====== Working data

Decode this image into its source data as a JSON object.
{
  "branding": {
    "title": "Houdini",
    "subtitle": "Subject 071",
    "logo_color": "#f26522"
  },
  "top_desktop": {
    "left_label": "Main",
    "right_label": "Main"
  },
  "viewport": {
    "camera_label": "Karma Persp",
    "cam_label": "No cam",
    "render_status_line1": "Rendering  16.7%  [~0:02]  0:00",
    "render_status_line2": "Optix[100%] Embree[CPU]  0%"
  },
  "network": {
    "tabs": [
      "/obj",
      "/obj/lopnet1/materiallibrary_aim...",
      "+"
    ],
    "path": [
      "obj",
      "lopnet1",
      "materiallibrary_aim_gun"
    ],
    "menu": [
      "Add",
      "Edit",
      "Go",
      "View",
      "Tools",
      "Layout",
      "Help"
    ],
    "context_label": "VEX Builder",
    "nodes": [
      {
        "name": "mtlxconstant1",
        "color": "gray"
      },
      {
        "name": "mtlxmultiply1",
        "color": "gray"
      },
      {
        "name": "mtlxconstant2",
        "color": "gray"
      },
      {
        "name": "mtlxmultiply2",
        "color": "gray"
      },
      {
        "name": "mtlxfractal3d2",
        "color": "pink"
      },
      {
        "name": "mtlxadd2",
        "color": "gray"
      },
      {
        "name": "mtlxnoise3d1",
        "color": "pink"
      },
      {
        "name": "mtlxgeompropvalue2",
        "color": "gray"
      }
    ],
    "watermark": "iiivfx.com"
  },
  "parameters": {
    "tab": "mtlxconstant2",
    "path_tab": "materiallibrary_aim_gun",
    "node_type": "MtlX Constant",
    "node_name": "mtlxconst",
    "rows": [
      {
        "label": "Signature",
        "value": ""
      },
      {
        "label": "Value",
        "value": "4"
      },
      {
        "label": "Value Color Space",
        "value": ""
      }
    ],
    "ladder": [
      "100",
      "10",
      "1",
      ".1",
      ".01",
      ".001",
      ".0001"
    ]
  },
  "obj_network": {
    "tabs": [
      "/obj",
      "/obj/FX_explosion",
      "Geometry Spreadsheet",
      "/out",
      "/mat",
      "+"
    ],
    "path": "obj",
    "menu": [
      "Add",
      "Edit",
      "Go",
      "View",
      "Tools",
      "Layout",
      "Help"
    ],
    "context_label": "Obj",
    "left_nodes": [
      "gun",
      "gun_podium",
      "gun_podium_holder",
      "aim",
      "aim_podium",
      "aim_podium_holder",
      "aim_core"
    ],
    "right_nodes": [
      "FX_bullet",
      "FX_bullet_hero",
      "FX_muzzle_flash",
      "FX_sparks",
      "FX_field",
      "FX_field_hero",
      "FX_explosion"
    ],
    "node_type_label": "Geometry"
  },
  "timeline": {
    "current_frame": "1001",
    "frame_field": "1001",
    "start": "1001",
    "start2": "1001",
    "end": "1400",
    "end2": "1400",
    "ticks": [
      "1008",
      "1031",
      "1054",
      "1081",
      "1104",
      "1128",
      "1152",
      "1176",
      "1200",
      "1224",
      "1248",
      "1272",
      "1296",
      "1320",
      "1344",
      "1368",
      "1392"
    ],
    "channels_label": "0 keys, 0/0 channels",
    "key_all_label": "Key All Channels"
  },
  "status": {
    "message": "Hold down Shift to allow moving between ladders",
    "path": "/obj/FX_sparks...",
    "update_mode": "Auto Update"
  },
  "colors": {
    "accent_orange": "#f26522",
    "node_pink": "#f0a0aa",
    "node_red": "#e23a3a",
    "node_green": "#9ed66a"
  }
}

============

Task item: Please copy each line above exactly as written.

The completed task:
Decode this image into its source data as a JSON object.
{
  "branding": {
    "title": "Houdini",
    "subtitle": "Subject 071",
    "logo_color": "#f26522"
  },
  "top_desktop": {
    "left_label": "Main",
    "right_label": "Main"
  },
  "viewport": {
    "camera_label": "Karma Persp",
    "cam_label": "No cam",
    "render_status_line1": "Rendering  16.7%  [~0:02]  0:00",
    "render_status_line2": "Optix[100%] Embree[CPU]  0%"
  },
  "network": {
    "tabs": [
      "/obj",
      "/obj/lopnet1/materiallibrary_aim...",
      "+"
    ],
    "path": [
      "obj",
      "lopnet1",
      "materiallibrary_aim_gun"
    ],
    "menu": [
      "Add",
      "Edit",
      "Go",
      "View",
      "Tools",
      "Layout",
      "Help"
    ],
    "context_label": "VEX Builder",
    "nodes": [
      {
        "name": "mtlxconstant1",
        "color": "gray"
      },
      {
        "name": "mtlxmultiply1",
        "color": "gray"
      },
      {
        "name": "mtlxconstant2",
        "color": "gray"
      },
      {
        "name": "mtlxmultiply2",
        "color": "gray"
      },
      {
        "name": "mtlxfractal3d2",
        "color": "pink"
      },
      {
        "name": "mtlxadd2",
        "color": "gray"
      },
      {
        "name": "mtlxnoise3d1",
        "color": "pink"
      },
      {
        "name": "mtlxgeompropvalue2",
        "color": "gray"
      }
    ],
    "watermark": "iiivfx.com"
  },
  "parameters": {
    "tab": "mtlxconstant2",
    "path_tab": "materiallibrary_aim_gun",
    "node_type": "MtlX Constant",
    "node_name": "mtlxconst",
    "rows": [
      {
        "label": "Signature",
        "value": ""
      },
      {
        "label": "Value",
        "value": "4"
      },
      {
        "label": "Value Color Space",
        "value": ""
      }
    ],
    "ladder": [
      "100",
      "10",
      "1",
      ".1",
      ".01",
      ".001",
      ".0001"
    ]
  },
  "obj_network": {
    "tabs": [
      "/obj",
      "/obj/FX_explosion",
      "Geometry Spreadsheet",
      "/out",
      "/mat",
      "+"
    ],
    "path": "obj",
    "menu": [
      "Add",
      "Edit",
      "Go",
      "View",
      "Tools",
      "Layout",
      "Help"
    ],
    "context_label": "Obj",
    "left_nodes": [
      "gun",
      "gun_podium",
      "gun_podium_holder",
      "aim",
      "aim_podium",
      "aim_podium_holder",
      "aim_core"
    ],
    "right_nodes": [
      "FX_bullet",
      "FX_bullet_hero",
      "FX_muzzle_flash",
      "FX_sparks",
      "FX_field",
      "FX_field_hero",
      "FX_explosion"
    ],
    "node_type_label": "Geometry"
  },
  "timeline": {
    "current_frame": "1001",
    "frame_field": "1001",
    "start": "1001",
    "start2": "1001",
    "end": "1400",
    "end2": "1400",
    "ticks": [
      "1008",
      "1031",
      "1054",
      "1081",
      "1104",
      "1128",
      "1152",
      "1176",
      "1200",
      "1224",
      "1248",
      "1272",
      "1296",
      "1320",
      "1344",
      "1368",
      "1392"
    ],
    "channels_label": "0 keys, 0/0 channels",
    "key_all_label": "Key All Channels"
  },
  "status": {
    "message": "Hold down Shift to allow moving between ladders",
    "path": "/obj/FX_sparks...",
    "update_mode": "Auto Update"
  },
  "colors": {
    "accent_orange": "#f26522",
    "node_pink": "#f0a0aa",
    "node_red": "#e23a3a",
    "node_green": "#9ed66a"
  }
}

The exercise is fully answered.